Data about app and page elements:
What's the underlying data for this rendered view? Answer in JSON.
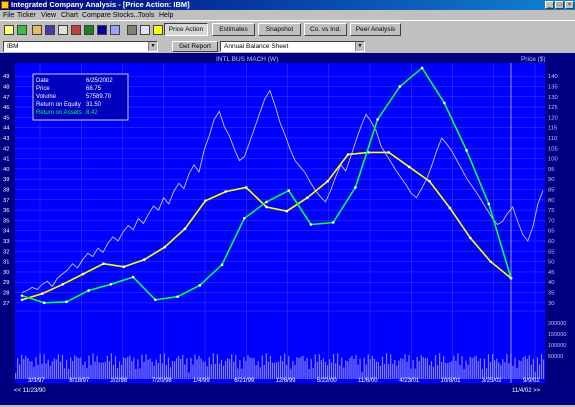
{
  "window": {
    "title": "Integrated Company Analysis - [Price Action:  IBM]"
  },
  "menu": [
    "File",
    "Ticker",
    "View",
    "Chart",
    "Compare Stocks...",
    "Tools",
    "Help"
  ],
  "tabs": [
    {
      "label": "Price Action",
      "active": true
    },
    {
      "label": "Estimates",
      "active": false
    },
    {
      "label": "Snapshot",
      "active": false
    },
    {
      "label": "Co. vs Ind.",
      "active": false
    },
    {
      "label": "Peer Analysis",
      "active": false
    }
  ],
  "selectors": {
    "ticker": "IBM",
    "get_report_label": "Get Report",
    "report_type": "Annual Balance Sheet"
  },
  "chart_header": {
    "left": "INTL BUS MACH (W)",
    "right": "Price ($)"
  },
  "colors": {
    "plot_bg": "#0000ff",
    "price_line": "#c8c8e8",
    "equity_line": "#ffff00",
    "assets_line": "#00ff40",
    "volume_bar": "#8080ff"
  },
  "info_box": {
    "rows": [
      {
        "label": "Date",
        "value": "6/25/2002",
        "color": "#ffffff"
      },
      {
        "label": "Price",
        "value": "68.75",
        "color": "#ffffff"
      },
      {
        "label": "Volume",
        "value": "57589.70",
        "color": "#ffffff"
      },
      {
        "label": "Return on Equity",
        "value": "31.50",
        "color": "#ffff00"
      },
      {
        "label": "Return on Assets",
        "value": "8.42",
        "color": "#00ff40"
      }
    ]
  },
  "nav": {
    "left": "<< 11/23/90",
    "right": "11/4/02 >>"
  },
  "chart_data": {
    "type": "line",
    "x_tick_labels": [
      "3/3/97",
      "8/18/97",
      "2/2/98",
      "7/20/98",
      "1/4/99",
      "6/21/99",
      "12/6/99",
      "5/22/00",
      "11/6/00",
      "4/23/01",
      "10/8/01",
      "3/25/02",
      "9/9/02"
    ],
    "left_axis": {
      "ticks": [
        27,
        28,
        29,
        30,
        31,
        32,
        33,
        34,
        35,
        36,
        37,
        38,
        39,
        40,
        41,
        42,
        43,
        44,
        45,
        46,
        47,
        48,
        49
      ]
    },
    "right_axis": {
      "label": "Price ($)",
      "ticks": [
        30,
        35,
        40,
        45,
        50,
        55,
        60,
        65,
        70,
        75,
        80,
        85,
        90,
        95,
        100,
        105,
        110,
        115,
        120,
        125,
        130,
        135,
        140
      ],
      "ylim": [
        25,
        145
      ]
    },
    "volume_axis": {
      "ticks": [
        "200000",
        "150000",
        "100000",
        "50000"
      ]
    },
    "series": [
      {
        "name": "Return on Equity",
        "color": "#ffff00",
        "x": [
          0,
          0.7,
          1.4,
          2.1,
          2.8,
          3.5,
          4.2,
          4.9,
          5.6,
          6.3,
          7.0,
          7.7,
          8.4,
          9.1,
          9.8,
          10.5,
          11.2,
          11.9
        ],
        "values": [
          27.3,
          27.9,
          28.8,
          29.8,
          30.8,
          30.5,
          31.2,
          32.4,
          34.2,
          36.9,
          37.8,
          38.2,
          36.3,
          35.9,
          37.2,
          38.8,
          41.4,
          41.6
        ]
      },
      {
        "name": "Return on Assets",
        "color": "#00ff40",
        "x": [
          0,
          0.7,
          1.4,
          2.1,
          2.8,
          3.5,
          4.2,
          4.9,
          5.6,
          6.3,
          7.0,
          7.7,
          8.4,
          9.1,
          9.8,
          10.5,
          11.2,
          11.9
        ],
        "values": [
          27.7,
          27.0,
          27.1,
          28.2,
          28.8,
          29.5,
          27.3,
          27.6,
          28.7,
          30.7,
          35.2,
          36.8,
          37.9,
          34.6,
          34.8,
          38.2,
          44.8,
          48.0
        ]
      },
      {
        "name": "Price",
        "color": "#c8c8e8",
        "values": []
      }
    ],
    "equity_tail": [
      41.6,
      40.2,
      38.8,
      36.2,
      33.3,
      31.0,
      29.4
    ],
    "assets_tail": [
      49.8,
      46.4,
      41.8,
      36.6,
      29.4
    ],
    "price_points": [
      28,
      28.2,
      28.5,
      28.3,
      28.8,
      29.1,
      28.6,
      29.4,
      29.8,
      30.2,
      30.8,
      30.4,
      31.2,
      31.8,
      31.5,
      32.3,
      31.9,
      32.8,
      33.4,
      33.0,
      33.9,
      34.5,
      34.1,
      35.2,
      34.7,
      35.6,
      36.4,
      36.0,
      37.2,
      36.6,
      37.8,
      38.6,
      38.1,
      39.5,
      40.4,
      39.7,
      41.8,
      43.2,
      44.8,
      45.6,
      44.1,
      43.2,
      41.9,
      40.8,
      41.2,
      42.6,
      44.0,
      45.4,
      46.8,
      47.6,
      46.2,
      44.5,
      43.3,
      41.9,
      40.8,
      40.2,
      39.6,
      38.7,
      37.9,
      37.3,
      36.8,
      37.9,
      39.2,
      40.4,
      39.8,
      41.2,
      42.7,
      44.1,
      45.3,
      44.6,
      43.7,
      42.2,
      41.4,
      40.6,
      39.8,
      39.1,
      38.4,
      37.6,
      37.2,
      38.1,
      39.0,
      40.3,
      41.8,
      43.0,
      42.4,
      41.7,
      40.8,
      39.9,
      39.0,
      38.3,
      37.6,
      36.8,
      36.0,
      35.2,
      34.6,
      34.9,
      35.7,
      36.3,
      34.9,
      33.6,
      33.0,
      34.4,
      36.6,
      37.9
    ]
  }
}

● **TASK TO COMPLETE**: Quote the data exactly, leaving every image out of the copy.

● **YOUR SOLUTION**:
What's the underlying data for this rendered view? Answer in JSON.
{
  "window": {
    "title": "Integrated Company Analysis - [Price Action:  IBM]"
  },
  "menu": [
    "File",
    "Ticker",
    "View",
    "Chart",
    "Compare Stocks...",
    "Tools",
    "Help"
  ],
  "tabs": [
    {
      "label": "Price Action",
      "active": true
    },
    {
      "label": "Estimates",
      "active": false
    },
    {
      "label": "Snapshot",
      "active": false
    },
    {
      "label": "Co. vs Ind.",
      "active": false
    },
    {
      "label": "Peer Analysis",
      "active": false
    }
  ],
  "selectors": {
    "ticker": "IBM",
    "get_report_label": "Get Report",
    "report_type": "Annual Balance Sheet"
  },
  "chart_header": {
    "left": "INTL BUS MACH (W)",
    "right": "Price ($)"
  },
  "colors": {
    "plot_bg": "#0000ff",
    "price_line": "#c8c8e8",
    "equity_line": "#ffff00",
    "assets_line": "#00ff40",
    "volume_bar": "#8080ff"
  },
  "info_box": {
    "rows": [
      {
        "label": "Date",
        "value": "6/25/2002",
        "color": "#ffffff"
      },
      {
        "label": "Price",
        "value": "68.75",
        "color": "#ffffff"
      },
      {
        "label": "Volume",
        "value": "57589.70",
        "color": "#ffffff"
      },
      {
        "label": "Return on Equity",
        "value": "31.50",
        "color": "#ffff00"
      },
      {
        "label": "Return on Assets",
        "value": "8.42",
        "color": "#00ff40"
      }
    ]
  },
  "nav": {
    "left": "<< 11/23/90",
    "right": "11/4/02 >>"
  },
  "chart_data": {
    "type": "line",
    "x_tick_labels": [
      "3/3/97",
      "8/18/97",
      "2/2/98",
      "7/20/98",
      "1/4/99",
      "6/21/99",
      "12/6/99",
      "5/22/00",
      "11/6/00",
      "4/23/01",
      "10/8/01",
      "3/25/02",
      "9/9/02"
    ],
    "left_axis": {
      "ticks": [
        27,
        28,
        29,
        30,
        31,
        32,
        33,
        34,
        35,
        36,
        37,
        38,
        39,
        40,
        41,
        42,
        43,
        44,
        45,
        46,
        47,
        48,
        49
      ]
    },
    "right_axis": {
      "label": "Price ($)",
      "ticks": [
        30,
        35,
        40,
        45,
        50,
        55,
        60,
        65,
        70,
        75,
        80,
        85,
        90,
        95,
        100,
        105,
        110,
        115,
        120,
        125,
        130,
        135,
        140
      ],
      "ylim": [
        25,
        145
      ]
    },
    "volume_axis": {
      "ticks": [
        "200000",
        "150000",
        "100000",
        "50000"
      ]
    },
    "series": [
      {
        "name": "Return on Equity",
        "color": "#ffff00",
        "x": [
          0,
          0.7,
          1.4,
          2.1,
          2.8,
          3.5,
          4.2,
          4.9,
          5.6,
          6.3,
          7.0,
          7.7,
          8.4,
          9.1,
          9.8,
          10.5,
          11.2,
          11.9
        ],
        "values": [
          27.3,
          27.9,
          28.8,
          29.8,
          30.8,
          30.5,
          31.2,
          32.4,
          34.2,
          36.9,
          37.8,
          38.2,
          36.3,
          35.9,
          37.2,
          38.8,
          41.4,
          41.6
        ]
      },
      {
        "name": "Return on Assets",
        "color": "#00ff40",
        "x": [
          0,
          0.7,
          1.4,
          2.1,
          2.8,
          3.5,
          4.2,
          4.9,
          5.6,
          6.3,
          7.0,
          7.7,
          8.4,
          9.1,
          9.8,
          10.5,
          11.2,
          11.9
        ],
        "values": [
          27.7,
          27.0,
          27.1,
          28.2,
          28.8,
          29.5,
          27.3,
          27.6,
          28.7,
          30.7,
          35.2,
          36.8,
          37.9,
          34.6,
          34.8,
          38.2,
          44.8,
          48.0
        ]
      },
      {
        "name": "Price",
        "color": "#c8c8e8",
        "values": []
      }
    ],
    "equity_tail": [
      41.6,
      40.2,
      38.8,
      36.2,
      33.3,
      31.0,
      29.4
    ],
    "assets_tail": [
      49.8,
      46.4,
      41.8,
      36.6,
      29.4
    ],
    "price_points": [
      28,
      28.2,
      28.5,
      28.3,
      28.8,
      29.1,
      28.6,
      29.4,
      29.8,
      30.2,
      30.8,
      30.4,
      31.2,
      31.8,
      31.5,
      32.3,
      31.9,
      32.8,
      33.4,
      33.0,
      33.9,
      34.5,
      34.1,
      35.2,
      34.7,
      35.6,
      36.4,
      36.0,
      37.2,
      36.6,
      37.8,
      38.6,
      38.1,
      39.5,
      40.4,
      39.7,
      41.8,
      43.2,
      44.8,
      45.6,
      44.1,
      43.2,
      41.9,
      40.8,
      41.2,
      42.6,
      44.0,
      45.4,
      46.8,
      47.6,
      46.2,
      44.5,
      43.3,
      41.9,
      40.8,
      40.2,
      39.6,
      38.7,
      37.9,
      37.3,
      36.8,
      37.9,
      39.2,
      40.4,
      39.8,
      41.2,
      42.7,
      44.1,
      45.3,
      44.6,
      43.7,
      42.2,
      41.4,
      40.6,
      39.8,
      39.1,
      38.4,
      37.6,
      37.2,
      38.1,
      39.0,
      40.3,
      41.8,
      43.0,
      42.4,
      41.7,
      40.8,
      39.9,
      39.0,
      38.3,
      37.6,
      36.8,
      36.0,
      35.2,
      34.6,
      34.9,
      35.7,
      36.3,
      34.9,
      33.6,
      33.0,
      34.4,
      36.6,
      37.9
    ]
  }
}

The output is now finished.